▶ _TASK ITEM_
Print every line below exactly. Skip the pictures.

(Records from a data source)
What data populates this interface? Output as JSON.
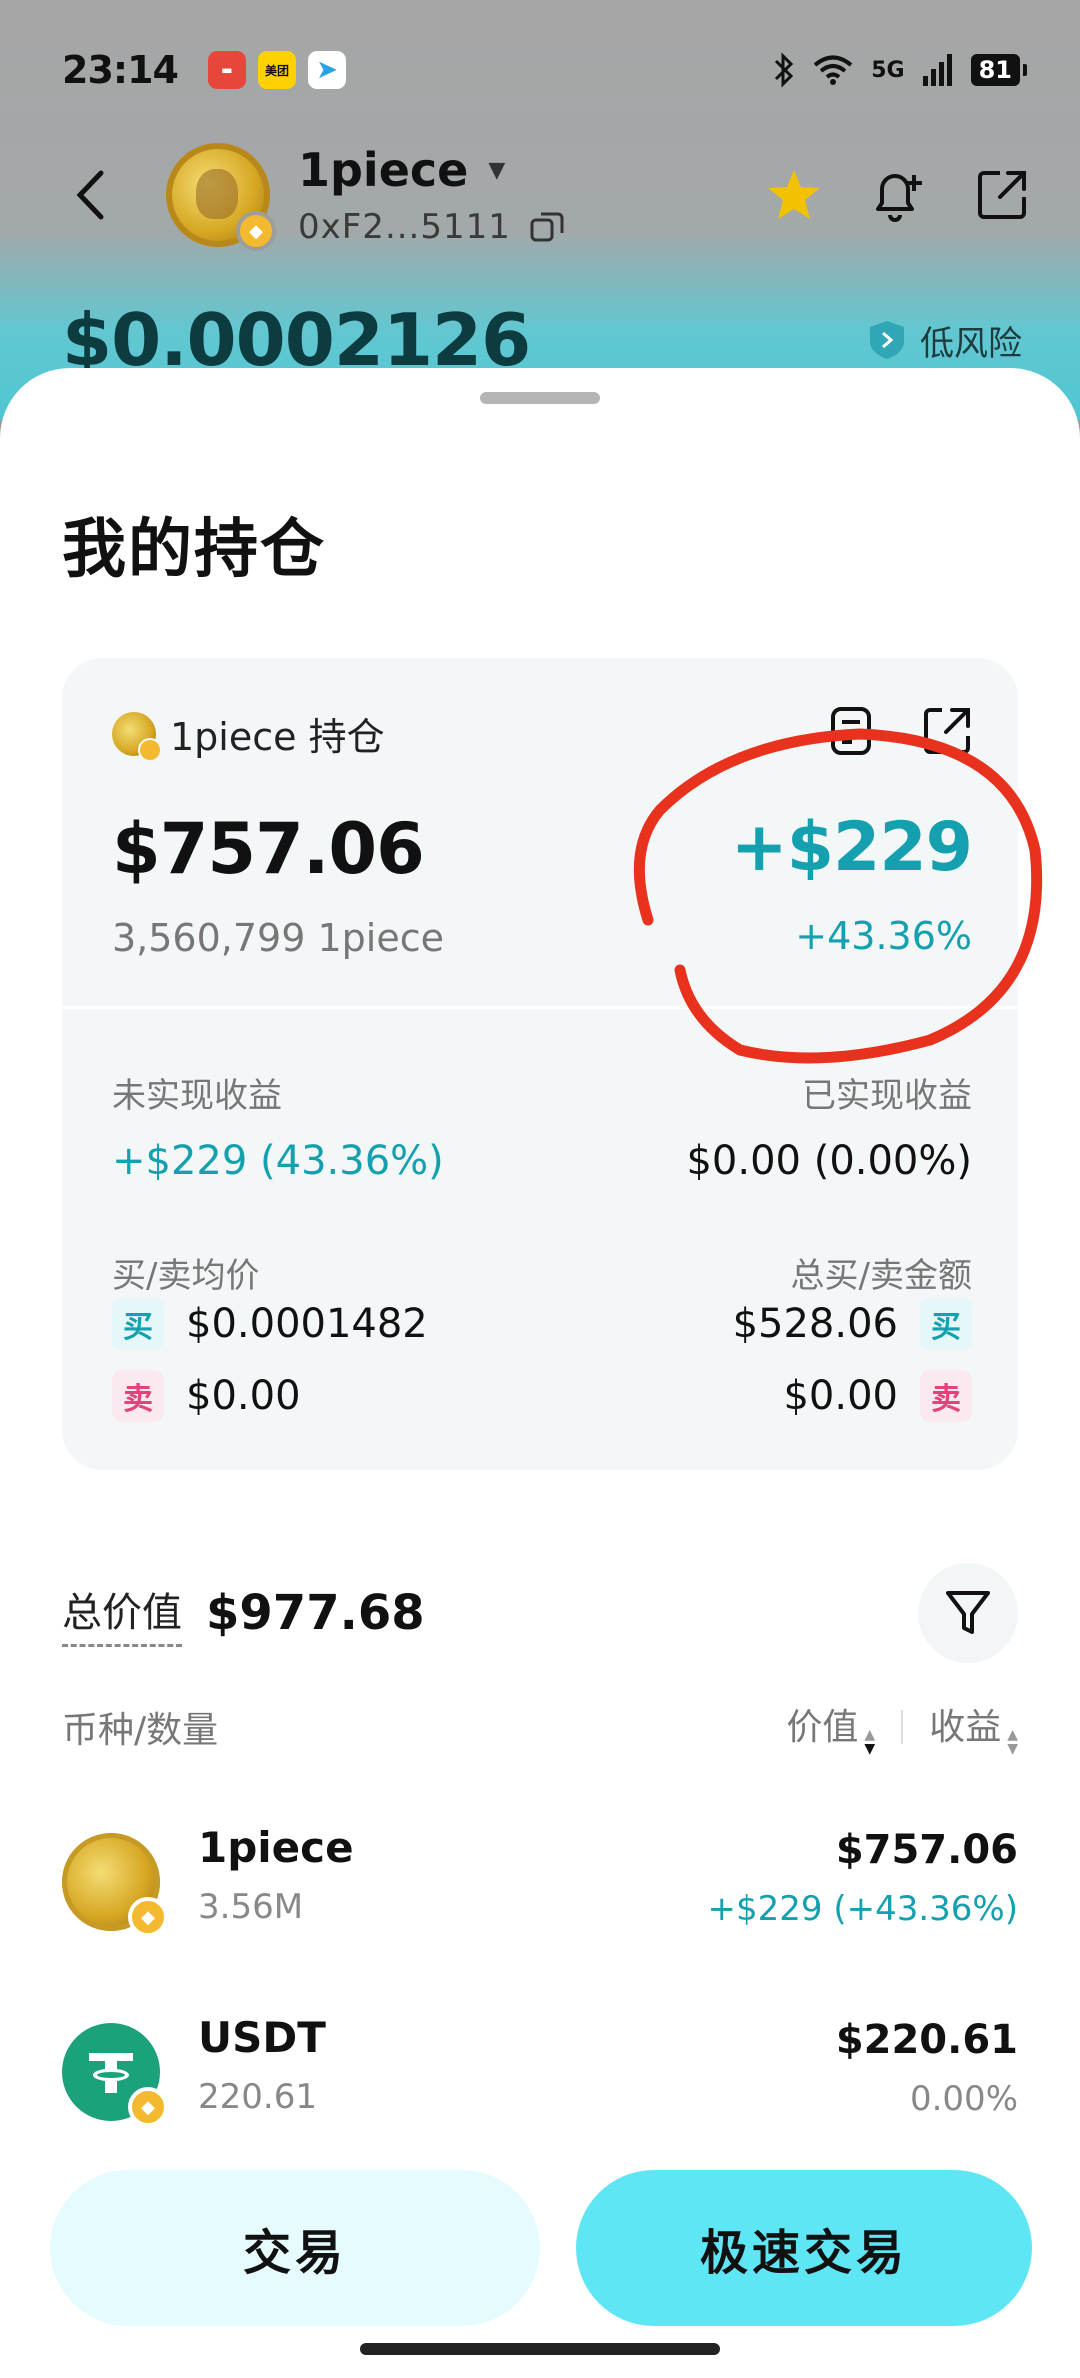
{
  "status_bar": {
    "time": "23:14",
    "apps": [
      "ticket-app",
      "美团",
      "telegram"
    ],
    "network": "5G",
    "battery": "81"
  },
  "header": {
    "token_name": "1piece",
    "address": "0xF2...5111",
    "price": "$0.0002126",
    "risk_label": "低风险",
    "star_color": "#f2c200"
  },
  "sheet": {
    "title": "我的持仓",
    "card": {
      "label": "1piece 持仓",
      "value": "$757.06",
      "quantity": "3,560,799 1piece",
      "pnl": "+$229",
      "pnl_pct": "+43.36%",
      "unrealized_label": "未实现收益",
      "unrealized_value": "+$229 (43.36%)",
      "realized_label": "已实现收益",
      "realized_value": "$0.00 (0.00%)",
      "avg_price_label": "买/卖均价",
      "buy_tag": "买",
      "sell_tag": "卖",
      "avg_buy": "$0.0001482",
      "avg_sell": "$0.00",
      "total_amount_label": "总买/卖金额",
      "total_buy": "$528.06",
      "total_sell": "$0.00"
    },
    "total_label": "总价值",
    "total_value": "$977.68",
    "list_header": {
      "asset": "币种/数量",
      "value": "价值",
      "pnl": "收益"
    },
    "assets": [
      {
        "name": "1piece",
        "qty": "3.56M",
        "value": "$757.06",
        "pnl": "+$229 (+43.36%)"
      },
      {
        "name": "USDT",
        "qty": "220.61",
        "value": "$220.61",
        "pnl": "0.00%"
      }
    ],
    "buttons": {
      "trade": "交易",
      "fast_trade": "极速交易"
    }
  },
  "colors": {
    "accent": "#14a0ae",
    "annotation": "#e8321e",
    "sell": "#e3437a"
  }
}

▶ _REPLY_
What data populates this interface? Output as JSON.
{
  "status_bar": {
    "time": "23:14",
    "apps": [
      "ticket-app",
      "美团",
      "telegram"
    ],
    "network": "5G",
    "battery": "81"
  },
  "header": {
    "token_name": "1piece",
    "address": "0xF2...5111",
    "price": "$0.0002126",
    "risk_label": "低风险",
    "star_color": "#f2c200"
  },
  "sheet": {
    "title": "我的持仓",
    "card": {
      "label": "1piece 持仓",
      "value": "$757.06",
      "quantity": "3,560,799 1piece",
      "pnl": "+$229",
      "pnl_pct": "+43.36%",
      "unrealized_label": "未实现收益",
      "unrealized_value": "+$229 (43.36%)",
      "realized_label": "已实现收益",
      "realized_value": "$0.00 (0.00%)",
      "avg_price_label": "买/卖均价",
      "buy_tag": "买",
      "sell_tag": "卖",
      "avg_buy": "$0.0001482",
      "avg_sell": "$0.00",
      "total_amount_label": "总买/卖金额",
      "total_buy": "$528.06",
      "total_sell": "$0.00"
    },
    "total_label": "总价值",
    "total_value": "$977.68",
    "list_header": {
      "asset": "币种/数量",
      "value": "价值",
      "pnl": "收益"
    },
    "assets": [
      {
        "name": "1piece",
        "qty": "3.56M",
        "value": "$757.06",
        "pnl": "+$229 (+43.36%)"
      },
      {
        "name": "USDT",
        "qty": "220.61",
        "value": "$220.61",
        "pnl": "0.00%"
      }
    ],
    "buttons": {
      "trade": "交易",
      "fast_trade": "极速交易"
    }
  },
  "colors": {
    "accent": "#14a0ae",
    "annotation": "#e8321e",
    "sell": "#e3437a"
  }
}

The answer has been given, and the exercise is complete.